New Rule Targets Poor Performers In Medicare Advantage, Part D Program
The Centers for Medicare and Medicaid Services unveiled a rule Monday that would allow the agency to drop plans that fail for three years to earn at least three stars under a five-star rating system.
Modern Healthcare: Rule Would Let CMS Terminate Poor-Performing Advantage, Part D Sponsors
CMS on Monday proposed changes to the Medicare Advantage and prescription drug programs that would implement provisions outlined in last year's Patient Protection and Affordable Care Act. Open to a 60-day comment period, the proposed rule would provide the CMS with the authority to terminate poor-performing Medicare Advantage and Part D sponsors that fail to achieve at least a 3-star rating under the agency's 5-star plan rating system for a period of three years (Zigmond, 10/3).
CQ HealthBeat: Proposed Rule Would Give CMS Power To Drop Poor-Quality Plans
The Centers for Medicare and Medicaid Services announced a proposed rule Monday that would give the agency the power to drop Medicare Advantage plans and Medicare prescription drug coverage plans that get low marks for quality. CMS could terminate plans that fail for three years to earn at least a three-star rating under the agency’s five-star rating system. The provision is part of a regulatory proposal for 2013 that also would put in place certain elements of the health care law. For example, the proposal codifies the 50 percent discount on brand-name drugs prescribed for beneficiaries in the "doughnut hole" — the part of the Part D drug benefit in which beneficiaries are 100 percent responsible for their drug costs (Reichard, 10/3).
California Healthline: Quality Ratings Offered In Medicare Enrollment Window

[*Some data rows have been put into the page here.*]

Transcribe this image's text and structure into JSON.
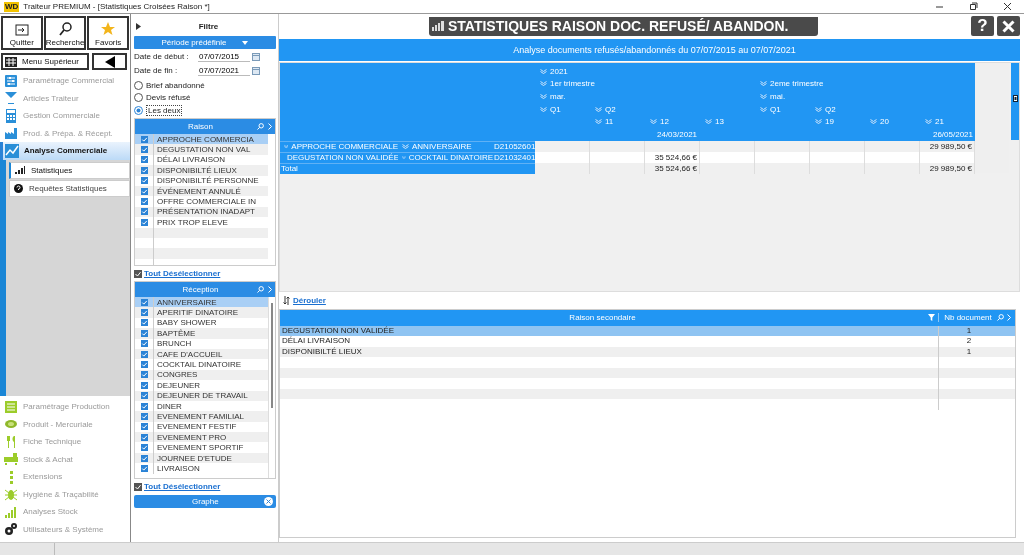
{
  "window": {
    "app_badge": "WD",
    "title": "Traiteur PREMIUM - [Statistiques Croisées Raison *]"
  },
  "toolbar": {
    "buttons": [
      "Quitter",
      "Recherche",
      "Favoris"
    ],
    "menu_button": "Menu Supérieur"
  },
  "nav_top": [
    {
      "label": "Paramétrage Commercial",
      "selected": false
    },
    {
      "label": "Articles Traiteur",
      "selected": false
    },
    {
      "label": "Gestion Commerciale",
      "selected": false
    },
    {
      "label": "Prod. & Prépa. &  Récept.",
      "selected": false
    },
    {
      "label": "Analyse Commerciale",
      "selected": true
    }
  ],
  "nav_sub": [
    {
      "label": "Statistiques",
      "selected": true
    },
    {
      "label": "Requêtes Statistiques",
      "selected": false
    }
  ],
  "nav_bottom": [
    {
      "label": "Paramétrage Production"
    },
    {
      "label": "Produit - Mercuriale"
    },
    {
      "label": "Fiche Technique"
    },
    {
      "label": "Stock & Achat"
    },
    {
      "label": "Extensions"
    },
    {
      "label": "Hygiène & Traçabilité"
    },
    {
      "label": "Analyses Stock"
    },
    {
      "label": "Utilisateurs & Système"
    }
  ],
  "filter": {
    "title": "Filtre",
    "period_button": "Période prédéfinie",
    "start_label": "Date de début :",
    "start_value": "07/07/2015",
    "end_label": "Date de fin :",
    "end_value": "07/07/2021",
    "radios": [
      {
        "label": "Brief abandonné",
        "selected": false
      },
      {
        "label": "Devis réfusé",
        "selected": false
      },
      {
        "label": "Les deux",
        "selected": true
      }
    ],
    "lists": [
      {
        "title": "Raison",
        "deselect_label": "Tout Désélectionner",
        "deselect_checked": true,
        "items": [
          {
            "label": "APPROCHE COMMERCIA",
            "checked": true,
            "selected": true
          },
          {
            "label": "DEGUSTATION NON VAL",
            "checked": true,
            "selected": false
          },
          {
            "label": "DÉLAI LIVRAISON",
            "checked": true,
            "selected": false
          },
          {
            "label": "DISPONIBILTÉ LIEUX",
            "checked": true,
            "selected": false
          },
          {
            "label": "DISPONIBILTÉ PERSONNE",
            "checked": true,
            "selected": false
          },
          {
            "label": "ÉVÉNEMENT ANNULÉ",
            "checked": true,
            "selected": false
          },
          {
            "label": "OFFRE COMMERCIALE IN",
            "checked": true,
            "selected": false
          },
          {
            "label": "PRÉSENTATION INADAPT",
            "checked": true,
            "selected": false
          },
          {
            "label": "PRIX TROP ELEVE",
            "checked": true,
            "selected": false
          }
        ]
      },
      {
        "title": "Réception",
        "deselect_label": "Tout Désélectionner",
        "deselect_checked": true,
        "items": [
          {
            "label": "ANNIVERSAIRE",
            "checked": true,
            "selected": true
          },
          {
            "label": "APERITIF DINATOIRE",
            "checked": true,
            "selected": false
          },
          {
            "label": "BABY SHOWER",
            "checked": true,
            "selected": false
          },
          {
            "label": "BAPTÊME",
            "checked": true,
            "selected": false
          },
          {
            "label": "BRUNCH",
            "checked": true,
            "selected": false
          },
          {
            "label": "CAFE D'ACCUEIL",
            "checked": true,
            "selected": false
          },
          {
            "label": "COCKTAIL DINATOIRE",
            "checked": true,
            "selected": false
          },
          {
            "label": "CONGRES",
            "checked": true,
            "selected": false
          },
          {
            "label": "DEJEUNER",
            "checked": true,
            "selected": false
          },
          {
            "label": "DEJEUNER DE TRAVAIL",
            "checked": true,
            "selected": false
          },
          {
            "label": "DINER",
            "checked": true,
            "selected": false
          },
          {
            "label": "EVENEMENT FAMILIAL",
            "checked": true,
            "selected": false
          },
          {
            "label": "EVENEMENT FESTIF",
            "checked": true,
            "selected": false
          },
          {
            "label": "EVENEMENT PRO",
            "checked": true,
            "selected": false
          },
          {
            "label": "EVENEMENT SPORTIF",
            "checked": true,
            "selected": false
          },
          {
            "label": "JOURNEE D'ETUDE",
            "checked": true,
            "selected": false
          },
          {
            "label": "LIVRAISON",
            "checked": true,
            "selected": false
          }
        ]
      }
    ],
    "graph_button": "Graphe"
  },
  "banner": {
    "title": "STATISTIQUES RAISON DOC. REFUSÉ/ ABANDON.",
    "help_button": "?"
  },
  "pivot": {
    "title": "Analyse documents refusés/abandonnés du 07/07/2015 au 07/07/2021",
    "columns": [
      {
        "year": "2021",
        "trimester": "1er trimestre",
        "month": "mar.",
        "q": "Q1"
      },
      {
        "q": "Q2",
        "week": "11"
      },
      {
        "week": "12",
        "date": "24/03/2021"
      },
      {
        "week": "13"
      },
      {
        "trimester": "2eme trimestre",
        "month": "mai.",
        "q": "Q1"
      },
      {
        "q": "Q2",
        "week": "19"
      },
      {
        "week": "20"
      },
      {
        "week": "21",
        "date": "26/05/2021"
      }
    ],
    "rows": [
      {
        "raison": "APPROCHE COMMERCIALE",
        "reception": "ANNIVERSAIRE",
        "document": "D21052601",
        "cells": [
          "",
          "",
          "",
          "",
          "",
          "",
          "",
          "29 989,50 €"
        ]
      },
      {
        "raison": "DEGUSTATION NON VALIDÉE",
        "reception": "COCKTAIL DINATOIRE",
        "document": "D21032401",
        "cells": [
          "",
          "",
          "35 524,66 €",
          "",
          "",
          "",
          "",
          ""
        ]
      }
    ],
    "total": {
      "label": "Total",
      "cells": [
        "",
        "",
        "35 524,66 €",
        "",
        "",
        "",
        "",
        "29 989,50 €"
      ]
    }
  },
  "expand_link": "Dérouler",
  "secondary": {
    "columns": [
      "Raison secondaire",
      "Nb document"
    ],
    "rows": [
      {
        "reason": "DEGUSTATION NON VALIDÉE",
        "count": "1",
        "selected": true
      },
      {
        "reason": "DÉLAI LIVRAISON",
        "count": "2",
        "selected": false
      },
      {
        "reason": "DISPONIBILTÉ LIEUX",
        "count": "1",
        "selected": false
      }
    ]
  }
}
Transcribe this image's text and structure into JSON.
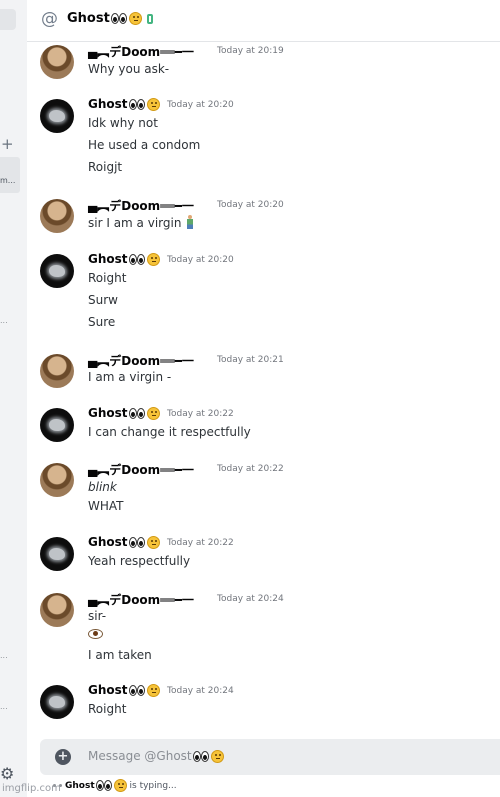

Open enrollment for Medicare starts at the end of next week. This week, the federal government launched its online service to help people make Medicare decisions. This year, their service offers a little something extra, according to David Sayen, the regional administrator for CMS. Medicare Advantage plans now will be rated for quality of care. Part D prescription drug plans will continue to be rated for quality (Gorn, 10/4).